|International Classification||F01N3/28, F01N13/14|
|Cooperative Classification||F01N3/28, F01N13/146|
|European Classification||F01N3/28, F01N13/14|
|Nov 2, 1998||AS||Assignment|
Owner name: GENERAL MOTORS CORPORATION, MICHIGAN
Free format text: ASSIGNMENT OF ASSIGNORS INTEREST;ASSIGNORS:FOSTER, MICHAEL RALPH;DE SOUSA, EGAS JOSE;BRAATZ, WILLIAM H.;REEL/FRAME:009565/0327;SIGNING DATES FROM 19981008 TO 19981012

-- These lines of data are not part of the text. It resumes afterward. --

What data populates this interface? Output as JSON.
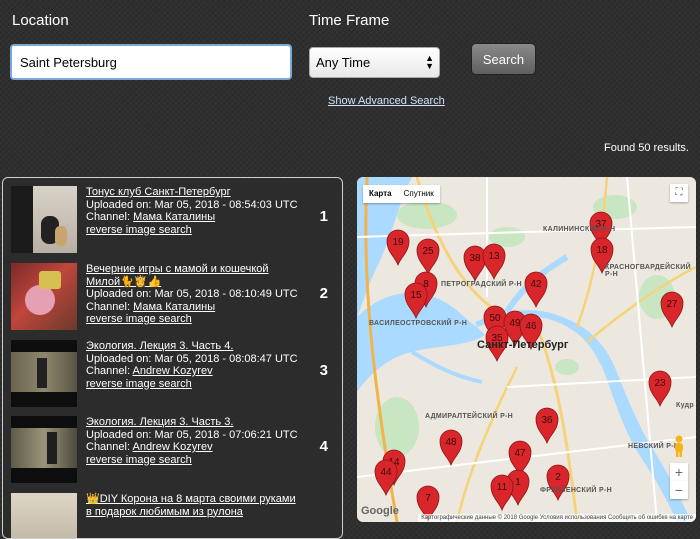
{
  "search": {
    "location_label": "Location",
    "location_value": "Saint Petersburg",
    "timeframe_label": "Time Frame",
    "timeframe_value": "Any Time",
    "search_button": "Search",
    "advanced_link": "Show Advanced Search",
    "results_count": "Found 50 results."
  },
  "results": [
    {
      "title": "Тонус клуб Санкт-Петербург",
      "uploaded": "Uploaded on: Mar 05, 2018 - 08:54:03 UTC",
      "channel_prefix": "Channel: ",
      "channel": "Мама Каталины",
      "reverse": "reverse image search",
      "number": "1"
    },
    {
      "title": "Вечерние игры с мамой и кошечкой Милой🐈👸👍",
      "uploaded": "Uploaded on: Mar 05, 2018 - 08:10:49 UTC",
      "channel_prefix": "Channel: ",
      "channel": "Мама Каталины",
      "reverse": "reverse image search",
      "number": "2"
    },
    {
      "title": "Экология. Лекция 3. Часть 4.",
      "uploaded": "Uploaded on: Mar 05, 2018 - 08:08:47 UTC",
      "channel_prefix": "Channel: ",
      "channel": "Andrew Kozyrev",
      "reverse": "reverse image search",
      "number": "3"
    },
    {
      "title": "Экология. Лекция 3. Часть 3.",
      "uploaded": "Uploaded on: Mar 05, 2018 - 07:06:21 UTC",
      "channel_prefix": "Channel: ",
      "channel": "Andrew Kozyrev",
      "reverse": "reverse image search",
      "number": "4"
    },
    {
      "title": "👑DIY Корона на 8 марта своими руками в подарок любимым из рулона",
      "uploaded": "",
      "channel_prefix": "",
      "channel": "",
      "reverse": "",
      "number": ""
    }
  ],
  "map": {
    "map_type_buttons": [
      "Карта",
      "Спутник"
    ],
    "zoom_in": "+",
    "zoom_out": "−",
    "fullscreen_icon": "fullscreen-icon",
    "google_logo": "Google",
    "attribution": "Картографические данные © 2018 Google   Условия использования   Сообщить об ошибке на карте",
    "city_label": "Санкт-Петербург",
    "districts": [
      "КАЛИНИНСКИЙ Р-Н",
      "ПЕТРОГРАДСКИЙ Р-Н",
      "КРАСНОГВАРДЕЙСКИЙ Р-Н",
      "ВАСИЛЕОСТРОВСКИЙ Р-Н",
      "АДМИРАЛТЕЙСКИЙ Р-Н",
      "НЕВСКИЙ Р-Н",
      "ФРУНЗЕНСКИЙ Р-Н",
      "Кудр"
    ],
    "markers": [
      "19",
      "25",
      "38",
      "13",
      "37",
      "18",
      "8",
      "15",
      "42",
      "27",
      "50",
      "49",
      "46",
      "35",
      "23",
      "36",
      "48",
      "14",
      "47",
      "2",
      "44",
      "1",
      "11",
      "7"
    ],
    "pin_color": "#d9262b"
  }
}
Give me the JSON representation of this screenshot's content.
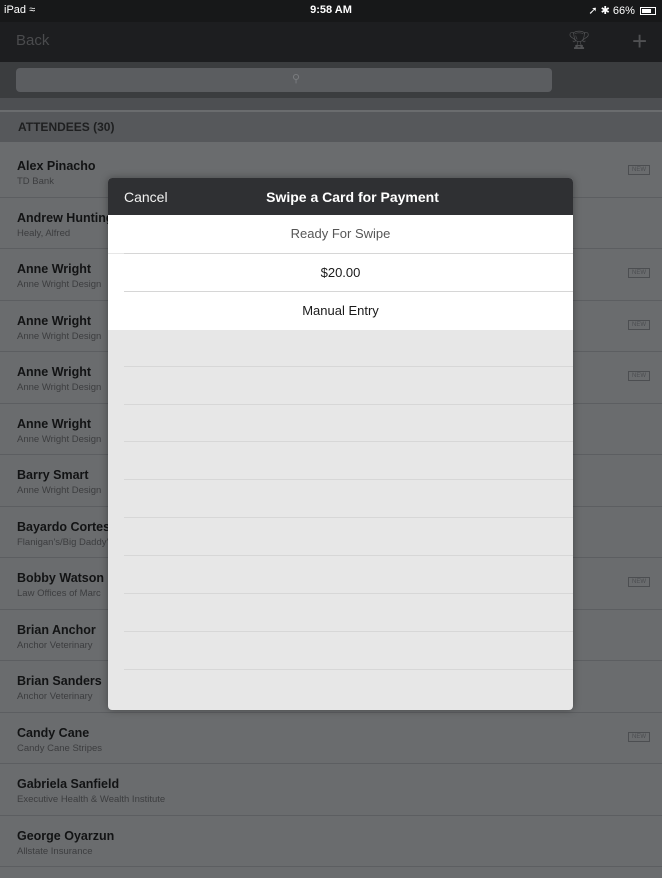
{
  "status_bar": {
    "device": "iPad",
    "time": "9:58 AM",
    "battery": "66%"
  },
  "nav": {
    "back_label": "Back",
    "add_label": "+"
  },
  "section": {
    "title": "ATTENDEES (30)"
  },
  "badge_label": "NEW",
  "attendees": [
    {
      "name": "Alex Pinacho",
      "company": "TD Bank"
    },
    {
      "name": "Andrew Huntington",
      "company": "Healy, Alfred"
    },
    {
      "name": "Anne Wright",
      "company": "Anne Wright Design"
    },
    {
      "name": "Anne Wright",
      "company": "Anne Wright Design"
    },
    {
      "name": "Anne Wright",
      "company": "Anne Wright Design"
    },
    {
      "name": "Anne Wright",
      "company": "Anne Wright Design"
    },
    {
      "name": "Barry Smart",
      "company": "Anne Wright Design"
    },
    {
      "name": "Bayardo Cortes",
      "company": "Flanigan's/Big Daddy's"
    },
    {
      "name": "Bobby Watson",
      "company": "Law Offices of Marc"
    },
    {
      "name": "Brian Anchor",
      "company": "Anchor Veterinary"
    },
    {
      "name": "Brian Sanders",
      "company": "Anchor Veterinary"
    },
    {
      "name": "Candy Cane",
      "company": "Candy Cane Stripes"
    },
    {
      "name": "Gabriela Sanfield",
      "company": "Executive Health & Wealth Institute"
    },
    {
      "name": "George Oyarzun",
      "company": "Allstate Insurance"
    }
  ],
  "modal": {
    "cancel_label": "Cancel",
    "title": "Swipe a Card for Payment",
    "status_text": "Ready For Swipe",
    "amount": "$20.00",
    "manual_entry_label": "Manual Entry"
  }
}
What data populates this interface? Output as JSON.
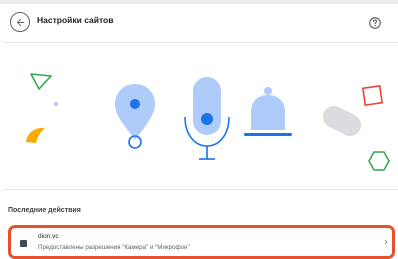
{
  "header": {
    "title": "Настройки сайтов",
    "back_icon": "arrow-left-icon",
    "help_icon": "help-circle-icon"
  },
  "recent": {
    "heading": "Последние действия",
    "items": [
      {
        "site": "dion.vc",
        "description": "Предоставлены разрешения \"Камера\" и \"Микрофон\"",
        "icon": "site-favicon-icon",
        "chevron_icon": "chevron-right-icon"
      }
    ]
  },
  "colors": {
    "accent_blue": "#1a73e8",
    "illustration_blue": "#aecbfa",
    "highlight_border": "#e8502b",
    "triangle_green": "#34a853",
    "square_red": "#ea4335",
    "crescent_yellow": "#f9ab00"
  }
}
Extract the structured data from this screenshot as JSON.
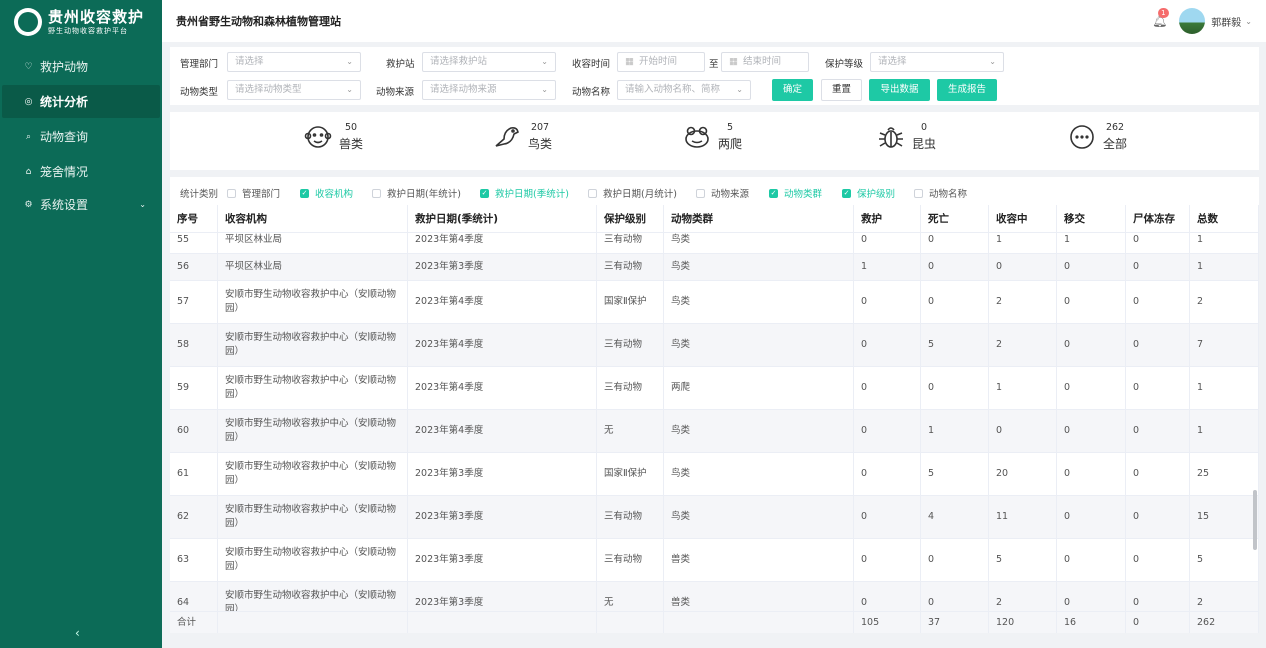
{
  "sidebar": {
    "logo_title": "贵州收容救护",
    "logo_subtitle": "野生动物收容救护平台",
    "items": [
      {
        "label": "救护动物",
        "icon": "♡"
      },
      {
        "label": "统计分析",
        "icon": "◎"
      },
      {
        "label": "动物查询",
        "icon": "⌕"
      },
      {
        "label": "笼舍情况",
        "icon": "⌂"
      },
      {
        "label": "系统设置",
        "icon": "⚙"
      }
    ],
    "collapse": "‹"
  },
  "header": {
    "title": "贵州省野生动物和森林植物管理站",
    "notification_count": "1",
    "username": "郭群毅"
  },
  "filters": {
    "dept_label": "管理部门",
    "dept_placeholder": "请选择",
    "station_label": "救护站",
    "station_placeholder": "请选择救护站",
    "time_label": "收容时间",
    "start_placeholder": "开始时间",
    "to": "至",
    "end_placeholder": "结束时间",
    "level_label": "保护等级",
    "level_placeholder": "请选择",
    "type_label": "动物类型",
    "type_placeholder": "请选择动物类型",
    "source_label": "动物来源",
    "source_placeholder": "请选择动物来源",
    "name_label": "动物名称",
    "name_placeholder": "请输入动物名称、简称",
    "confirm": "确定",
    "reset": "重置",
    "export": "导出数据",
    "report": "生成报告"
  },
  "stats": [
    {
      "name": "兽类",
      "count": "50"
    },
    {
      "name": "鸟类",
      "count": "207"
    },
    {
      "name": "两爬",
      "count": "5"
    },
    {
      "name": "昆虫",
      "count": "0"
    },
    {
      "name": "全部",
      "count": "262"
    }
  ],
  "categories": {
    "label": "统计类别",
    "options": [
      {
        "label": "管理部门",
        "checked": false
      },
      {
        "label": "收容机构",
        "checked": true
      },
      {
        "label": "救护日期(年统计)",
        "checked": false
      },
      {
        "label": "救护日期(季统计)",
        "checked": true
      },
      {
        "label": "救护日期(月统计)",
        "checked": false
      },
      {
        "label": "动物来源",
        "checked": false
      },
      {
        "label": "动物类群",
        "checked": true
      },
      {
        "label": "保护级别",
        "checked": true
      },
      {
        "label": "动物名称",
        "checked": false
      }
    ]
  },
  "table": {
    "headers": [
      "序号",
      "收容机构",
      "救护日期(季统计)",
      "保护级别",
      "动物类群",
      "救护",
      "死亡",
      "收容中",
      "移交",
      "尸体冻存",
      "总数"
    ],
    "rows": [
      [
        "55",
        "平坝区林业局",
        "2023年第4季度",
        "三有动物",
        "鸟类",
        "0",
        "0",
        "1",
        "1",
        "0",
        "1"
      ],
      [
        "56",
        "平坝区林业局",
        "2023年第3季度",
        "三有动物",
        "鸟类",
        "1",
        "0",
        "0",
        "0",
        "0",
        "1"
      ],
      [
        "57",
        "安顺市野生动物收容救护中心（安顺动物园）",
        "2023年第4季度",
        "国家Ⅱ保护",
        "鸟类",
        "0",
        "0",
        "2",
        "0",
        "0",
        "2"
      ],
      [
        "58",
        "安顺市野生动物收容救护中心（安顺动物园）",
        "2023年第4季度",
        "三有动物",
        "鸟类",
        "0",
        "5",
        "2",
        "0",
        "0",
        "7"
      ],
      [
        "59",
        "安顺市野生动物收容救护中心（安顺动物园）",
        "2023年第4季度",
        "三有动物",
        "两爬",
        "0",
        "0",
        "1",
        "0",
        "0",
        "1"
      ],
      [
        "60",
        "安顺市野生动物收容救护中心（安顺动物园）",
        "2023年第4季度",
        "无",
        "鸟类",
        "0",
        "1",
        "0",
        "0",
        "0",
        "1"
      ],
      [
        "61",
        "安顺市野生动物收容救护中心（安顺动物园）",
        "2023年第3季度",
        "国家Ⅱ保护",
        "鸟类",
        "0",
        "5",
        "20",
        "0",
        "0",
        "25"
      ],
      [
        "62",
        "安顺市野生动物收容救护中心（安顺动物园）",
        "2023年第3季度",
        "三有动物",
        "鸟类",
        "0",
        "4",
        "11",
        "0",
        "0",
        "15"
      ],
      [
        "63",
        "安顺市野生动物收容救护中心（安顺动物园）",
        "2023年第3季度",
        "三有动物",
        "兽类",
        "0",
        "0",
        "5",
        "0",
        "0",
        "5"
      ],
      [
        "64",
        "安顺市野生动物收容救护中心（安顺动物园）",
        "2023年第3季度",
        "无",
        "兽类",
        "0",
        "0",
        "2",
        "0",
        "0",
        "2"
      ]
    ],
    "footer": [
      "合计",
      "",
      "",
      "",
      "",
      "105",
      "37",
      "120",
      "16",
      "0",
      "262"
    ]
  }
}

|May 24, 2004||FPAY||Fee payment|
Year of fee payment: 4
|Jun 30, 2008||REMI||Maintenance fee reminder mailed|
|Dec 19, 2008||LAPS||Lapse for failure to pay maintenance fees|
|Feb 10, 2009||FP||Expired due to failure to pay maintenance fee|
Effective date: 20081219